Supreme Court draft leak rocks US
It’s unclear if the draft represents the court’s final word on the matter — opinions often change during the drafting process.
Washington: Declaring that the right to abortion is “not deeply rooted in the nation’s history and traditions”, the US Supreme Court appeared set to overturn the historic Roe v Wade verdict of 1973 that legalised abortion nationwide, according to a leaked draft of the majority opinion reported by the news site Politico.
The draft majority opinion, in response to an ongoing case on a restrictive Mississippi law that banned abortion after 15 weeks, was written by Justice Samuel Alito. It is reportedly backed by four other conservative judges, all nominated by Republicans, while three judges nominated by Democratic administration - Stephen Breyer, Sonia Sotomayor and Elena Kagan -are expected to dissent from the opinion.
The stand that Chief Justice John Roberts - a Republican nominee who in the past has adopted a more centrist position than his conservative colleagues – will take was not clear.
Even as the SC confirmed the authenticity of the document, the draft prompted a strong response by President Joe Biden, who warned against overturning Roe v Wade and said women’s right to choose is “fundamental”.
In a statement, the court said justices often circulate draft opinions as routine and essential part of court’s confidential deliberative work. “Although the document described in yesterday’s documents is authentic, it does not represent a decision by the court and a final decision by any member on the issues in the case,” it said.
Chief Justice John Roberts termed the leak a “singular and egregious breach of trust”, claimed that the “betrayal of confidences” would not affect the integrity of the court’s operations, and announced a probe into the source of the leak.
Drafts, according to close observers of the court, are often circulated to serve as the basis for negotiations and consultations among judges. But in this case, the leaked draft both provides a sense of the arguments that may be used to justify the rollback of Roe v Wade and the balance of power in the court which will enable the decision.

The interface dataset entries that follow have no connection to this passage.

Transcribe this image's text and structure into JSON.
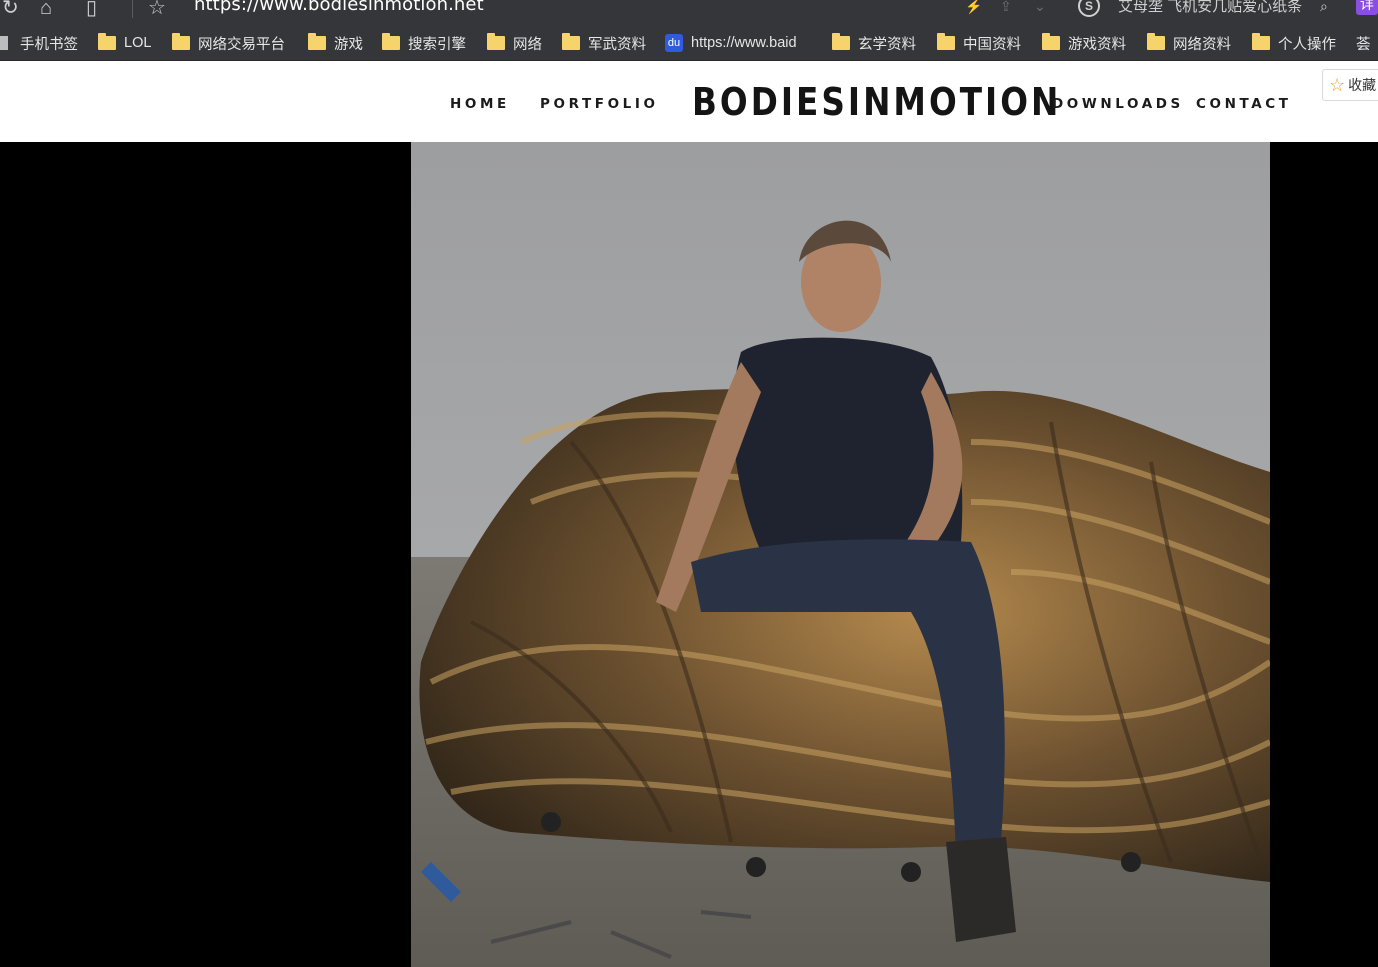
{
  "browser": {
    "url": "https://www.bodiesinmotion.net",
    "search_text": "艾母垄 飞机安几贴爱心纸条",
    "extension_label": "详"
  },
  "bookmarks": [
    {
      "label": "手机书签",
      "icon": "device-icon"
    },
    {
      "label": "LOL",
      "icon": "folder-icon"
    },
    {
      "label": "网络交易平台",
      "icon": "folder-icon"
    },
    {
      "label": "游戏",
      "icon": "folder-icon"
    },
    {
      "label": "搜索引擎",
      "icon": "folder-icon"
    },
    {
      "label": "网络",
      "icon": "folder-icon"
    },
    {
      "label": "军武资料",
      "icon": "folder-icon"
    },
    {
      "label": "https://www.baid",
      "icon": "baidu-icon"
    },
    {
      "label": "玄学资料",
      "icon": "folder-icon"
    },
    {
      "label": "中国资料",
      "icon": "folder-icon"
    },
    {
      "label": "游戏资料",
      "icon": "folder-icon"
    },
    {
      "label": "网络资料",
      "icon": "folder-icon"
    },
    {
      "label": "个人操作",
      "icon": "folder-icon"
    },
    {
      "label": "荟",
      "icon": ""
    }
  ],
  "site": {
    "logo": "BODIESINMOTION",
    "nav": {
      "home": "HOME",
      "portfolio": "PORTFOLIO",
      "downloads": "DOWNLOADS",
      "contact": "CONTACT"
    },
    "favorite_label": "收藏"
  },
  "colors": {
    "nav_bg": "#ffffff",
    "page_bg": "#000000",
    "chrome_bg": "#35363a",
    "folder": "#f6d46b"
  }
}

“Roe was egregiously wrong from the start. Its reasoning was exceptionally weak, and the decision has had damaging consequences, the draft says, according to Politico. “And far from bringing about a national settlement of the abortion issue, Roe and Casey have enflamed debate and deepened division. It is time to heed the Constitution and return the issue of abortion to the people’s elected representatives.”

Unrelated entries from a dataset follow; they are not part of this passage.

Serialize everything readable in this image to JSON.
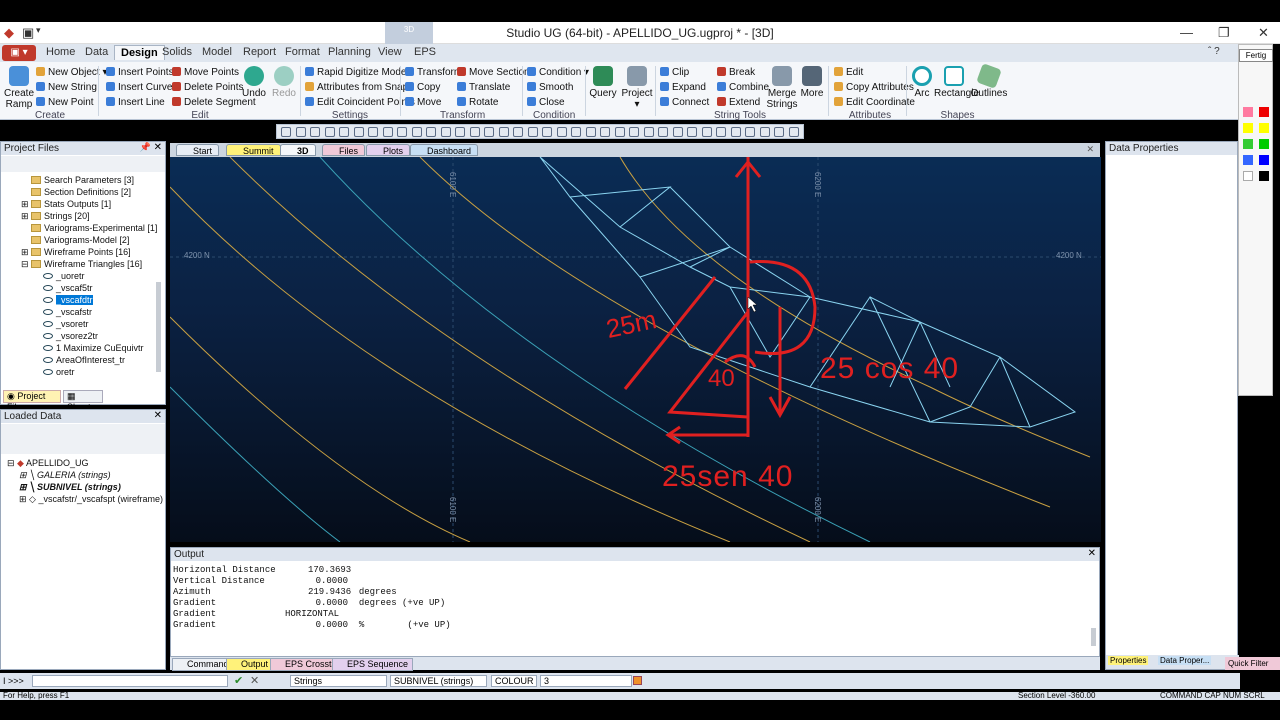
{
  "window": {
    "title": "Studio UG (64-bit) - APELLIDO_UG.ugproj * - [3D]",
    "floating_tab": "3D"
  },
  "ribbon_tabs": [
    "Home",
    "Data",
    "Design",
    "Solids",
    "Model",
    "Report",
    "Format",
    "Planning",
    "View",
    "EPS"
  ],
  "active_tab": "Design",
  "ribbon": {
    "create": {
      "big": "Create Ramp",
      "items": [
        "New Object",
        "New String",
        "New Point"
      ],
      "label": "Create"
    },
    "edit": {
      "items": [
        "Insert Points",
        "Insert Curve",
        "Insert Line",
        "Move Points",
        "Delete Points",
        "Delete Segment"
      ],
      "undo": "Undo",
      "redo": "Redo",
      "label": "Edit"
    },
    "settings": {
      "items": [
        "Rapid Digitize Mode",
        "Attributes from Snap",
        "Edit Coincident Points"
      ],
      "label": "Settings"
    },
    "transform": {
      "items": [
        "Transform",
        "Copy",
        "Move",
        "Move Section",
        "Translate",
        "Rotate"
      ],
      "label": "Transform"
    },
    "condition": {
      "items": [
        "Condition",
        "Smooth",
        "Close"
      ],
      "label": "Condition"
    },
    "query": "Query",
    "project": "Project",
    "string_tools": {
      "items": [
        "Clip",
        "Expand",
        "Connect",
        "Break",
        "Combine",
        "Extend"
      ],
      "merge": "Merge Strings",
      "more": "More",
      "label": "String Tools"
    },
    "attributes": {
      "items": [
        "Edit",
        "Copy Attributes",
        "Edit Coordinate"
      ],
      "label": "Attributes"
    },
    "shapes": {
      "items": [
        "Arc",
        "Rectangle",
        "Outlines"
      ],
      "label": "Shapes"
    }
  },
  "project_files": {
    "title": "Project Files",
    "items": [
      "Search Parameters [3]",
      "Section Definitions [2]",
      "Stats Outputs [1]",
      "Strings [20]",
      "Variograms-Experimental [1]",
      "Variograms-Model [2]",
      "Wireframe Points [16]",
      "Wireframe Triangles [16]"
    ],
    "children": [
      "_uoretr",
      "_vscaf5tr",
      "_vscafdtr",
      "_vscafstr",
      "_vsoretr",
      "_vsorez2tr",
      "1 Maximize CuEquivtr",
      "AreaOfInterest_tr",
      "oretr"
    ],
    "selected": "_vscafdtr",
    "tabs": [
      "Project Files",
      "Sheets"
    ]
  },
  "loaded_data": {
    "title": "Loaded Data",
    "root": "APELLIDO_UG",
    "items": [
      "GALERIA (strings)",
      "SUBNIVEL (strings)",
      "_vscafstr/_vscafspt (wireframe)"
    ]
  },
  "view_tabs": [
    "Start",
    "Summit",
    "3D",
    "Files",
    "Plots",
    "Dashboard"
  ],
  "viewport": {
    "grid": [
      "6100 E",
      "6200 E",
      "4200 N",
      "4200 N",
      "6100 E",
      "6200 E"
    ],
    "annotations": [
      "25m",
      "40",
      "25 cos 40",
      "25sen 40"
    ]
  },
  "output": {
    "title": "Output",
    "lines": [
      [
        "Horizontal Distance",
        "170.3693",
        ""
      ],
      [
        "Vertical Distance",
        "0.0000",
        ""
      ],
      [
        "Azimuth",
        "219.9436",
        "degrees"
      ],
      [
        "Gradient",
        "0.0000",
        "degrees (+ve UP)"
      ],
      [
        "Gradient",
        "HORIZONTAL",
        ""
      ],
      [
        "Gradient",
        "0.0000",
        "%        (+ve UP)"
      ]
    ]
  },
  "bottom_tabs": [
    "Command",
    "Output",
    "EPS Crosstab",
    "EPS Sequence"
  ],
  "right_tabs": [
    "Properties",
    "Data Proper...",
    "Quick Filter"
  ],
  "data_properties": {
    "title": "Data Properties"
  },
  "cmdbar": {
    "prompt": "I >>>",
    "type": "Strings",
    "object": "SUBNIVEL (strings)",
    "attr": "COLOUR",
    "value": "3"
  },
  "status": {
    "left": "For Help, press F1",
    "mid": "Section Level -360.00",
    "right": "COMMAND CAP NUM SCRL READ"
  },
  "fertig": "Fertig"
}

In its 1973 Roe v Wade verdict, the SC had the held that women had a fundamental right to whether to terminate her pregnancy and located it within the right to liberty and privacy. But it had said that the right was not absolute and held that it must be balanced against other interests such as protecting the mother’s health and life of the foetus.
The court created a framework where during the first trimester the state could not impose any restriction on abortions. In the second trimester, it allowed states to impose narrow restrictions but only to protect the mother’s health. In the third trimester — which the court saw as the stage when the foetus becomes viable — the court allowed for legal prohibition of abortions.
In a subsequent case, Planned Parenthood v Casey, in 1992, the court upheld the right to abortion, but abandoned the trimester framework and prioritised the idea of foetal viability.
“We do not pretend to know how our political system or society will respond to today’s decision overruling Roe and Casey. And even if we could foresee what will happen, we would have no authority to let that knowledge influence our decision,” the leaked draft said.
“We therefore hold that the Constitution does not confer a right to abortion. Roe and Casey must be overruled, and the authority to regulate abortion must be returned to the people and their elected representatives.”
This is the first time that an opinion of the court on a pending case has been leaked prior to the formal verdict. While it may change, the draft opinion is in line with many observers expected given the composition of the court.